The SANCTIONS relief for Russia hints at some big deal on the offing. (As an aside: President Zerensky of Ukraine is very upset with the U.S. decision to remove the Nordstream sanctions, which will create a headwind for the Ukrainian economy.) The removal of the SANCTIONS is more critical than last week’s release of the FOMC minutes. And it appears that Vladimir Putin has again outmaneuvered the Biden/Obama foreign policy team just as he did in Syria in 2013. (This is not partisan politics but facts on the ground.) Many things in motion with potential for spurring market volatility.
***On Friday, the New York Fed’s Liberty Street Economics blog published a post titled, “Is the United States Relying on Foreign Investors to Finance Its Bigger Budget Deficit?” The article notes that the Treasury’s Statement of Public Debt climbed to over $21 trillion from $16.7 trillion over the course of 2020. This hasn’t been a problem because U.S. private savings have skyrocketed and the FED is still buying $120 billion of assets every month.

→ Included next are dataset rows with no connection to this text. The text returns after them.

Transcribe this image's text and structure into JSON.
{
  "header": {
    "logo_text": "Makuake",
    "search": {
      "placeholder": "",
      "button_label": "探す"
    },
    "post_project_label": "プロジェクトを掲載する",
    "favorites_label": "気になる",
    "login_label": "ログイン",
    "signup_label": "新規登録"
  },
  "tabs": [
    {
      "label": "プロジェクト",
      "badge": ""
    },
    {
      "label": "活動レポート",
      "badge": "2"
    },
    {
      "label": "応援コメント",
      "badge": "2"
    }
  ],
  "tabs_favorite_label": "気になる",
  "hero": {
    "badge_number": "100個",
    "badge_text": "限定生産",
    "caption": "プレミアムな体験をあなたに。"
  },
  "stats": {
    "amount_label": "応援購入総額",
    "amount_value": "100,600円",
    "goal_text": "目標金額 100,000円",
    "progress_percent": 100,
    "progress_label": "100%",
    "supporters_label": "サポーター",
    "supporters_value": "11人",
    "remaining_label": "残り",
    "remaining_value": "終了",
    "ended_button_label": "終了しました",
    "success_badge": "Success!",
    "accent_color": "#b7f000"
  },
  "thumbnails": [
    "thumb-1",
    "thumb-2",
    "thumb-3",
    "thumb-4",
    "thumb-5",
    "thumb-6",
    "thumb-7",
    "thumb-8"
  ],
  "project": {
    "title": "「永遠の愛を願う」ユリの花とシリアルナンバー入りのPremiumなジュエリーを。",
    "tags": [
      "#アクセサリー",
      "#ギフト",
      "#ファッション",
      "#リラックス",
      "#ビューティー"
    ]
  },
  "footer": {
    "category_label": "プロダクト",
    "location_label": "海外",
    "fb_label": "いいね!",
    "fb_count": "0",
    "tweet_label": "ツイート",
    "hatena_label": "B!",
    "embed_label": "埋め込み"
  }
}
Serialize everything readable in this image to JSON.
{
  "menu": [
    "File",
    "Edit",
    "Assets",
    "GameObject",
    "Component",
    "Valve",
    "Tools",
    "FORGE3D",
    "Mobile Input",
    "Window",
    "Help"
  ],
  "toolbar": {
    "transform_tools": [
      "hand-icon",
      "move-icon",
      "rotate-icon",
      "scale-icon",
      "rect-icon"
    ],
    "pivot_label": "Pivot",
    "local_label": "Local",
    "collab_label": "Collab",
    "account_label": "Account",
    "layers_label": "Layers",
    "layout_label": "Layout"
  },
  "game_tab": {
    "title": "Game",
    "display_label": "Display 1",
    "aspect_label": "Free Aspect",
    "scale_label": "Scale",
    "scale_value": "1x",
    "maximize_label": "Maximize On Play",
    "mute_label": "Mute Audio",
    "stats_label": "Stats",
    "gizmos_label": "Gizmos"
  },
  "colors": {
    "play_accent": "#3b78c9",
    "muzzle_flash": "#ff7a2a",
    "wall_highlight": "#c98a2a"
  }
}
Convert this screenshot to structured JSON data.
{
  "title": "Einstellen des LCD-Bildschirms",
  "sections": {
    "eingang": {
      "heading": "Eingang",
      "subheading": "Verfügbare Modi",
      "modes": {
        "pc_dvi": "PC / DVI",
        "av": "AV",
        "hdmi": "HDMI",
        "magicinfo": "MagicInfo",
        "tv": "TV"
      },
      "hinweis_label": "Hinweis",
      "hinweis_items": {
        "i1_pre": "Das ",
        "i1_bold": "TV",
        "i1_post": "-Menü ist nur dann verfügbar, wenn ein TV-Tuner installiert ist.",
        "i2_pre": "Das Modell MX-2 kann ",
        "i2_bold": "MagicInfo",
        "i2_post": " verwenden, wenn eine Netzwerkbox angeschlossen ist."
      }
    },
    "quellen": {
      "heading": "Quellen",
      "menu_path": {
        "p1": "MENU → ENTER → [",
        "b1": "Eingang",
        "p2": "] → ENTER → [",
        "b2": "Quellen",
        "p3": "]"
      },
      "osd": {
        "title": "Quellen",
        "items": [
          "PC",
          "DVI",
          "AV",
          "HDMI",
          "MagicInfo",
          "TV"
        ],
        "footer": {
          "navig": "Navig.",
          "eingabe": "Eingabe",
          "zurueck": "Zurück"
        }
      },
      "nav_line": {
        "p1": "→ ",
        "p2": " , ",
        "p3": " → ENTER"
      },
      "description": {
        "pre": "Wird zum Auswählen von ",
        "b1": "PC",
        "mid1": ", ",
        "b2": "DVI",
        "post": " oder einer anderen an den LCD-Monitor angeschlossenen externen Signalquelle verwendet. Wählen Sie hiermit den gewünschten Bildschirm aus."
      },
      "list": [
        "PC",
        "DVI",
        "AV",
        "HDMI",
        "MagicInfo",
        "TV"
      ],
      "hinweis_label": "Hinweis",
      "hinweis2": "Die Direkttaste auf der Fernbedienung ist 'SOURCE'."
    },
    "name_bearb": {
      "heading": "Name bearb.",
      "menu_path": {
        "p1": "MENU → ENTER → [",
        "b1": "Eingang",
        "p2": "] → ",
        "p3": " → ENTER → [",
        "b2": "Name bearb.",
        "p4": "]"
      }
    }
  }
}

As Stan Druckenmiller recently discussed and the article supports, foreigners have been NET SELLERS of TREASURIES. But if the extra savings generated during the pandemic disappears as private spending ramps up, the U.S. will be more dependent on foreign financial inflows. The post ends on a very cautionary note. The authors said, “The amount of U.S. borrowing has to be equal to the sum of net lending by the rest of the world. Essentially, any increase in the U.S. saving shortfall has to be matched by a bigger saving surplus elsewhere and the mechanism that makes this identity hold has very unclear implications for exchange rates and global asset prices.”
This is a critical factor as the U.S. and the FED have kept real interest rates deeply negative. How high will rates have to go in the U.S. to attract money? This is why NOTES continues to stress that a world’s reserve currency needs to act as a genuine fiduciary. HOW HIGH WILL WE SEE RATES RISE in an effort to attract investment? What will be the damage to equity and bond prices that have operated on far too much leverage? If not now, when?
***Is a FED adjustment to its administered rates really a market-moving event (outside of the funding markets, that is)? This will need to be considered but on first blush it seems laughable. But the market seems to think it might be a bigger deal. Sorry, I just don’t get it as it would be a move to fix the fragility in the short end.
The bigger issue will be if the FED moves to lessen the pressure on the reserve markets and begins buying longer term Treasuries. There are many questions to be answered in the next few weeks as how to resolve the excess reserve and banking regulations that are causing imbalances in the short-term funding markets. Take a look at the commentary from Credit Suisse’s Zoltan Pozsar and Bank of America’s Mark Cabana to educated yourselves.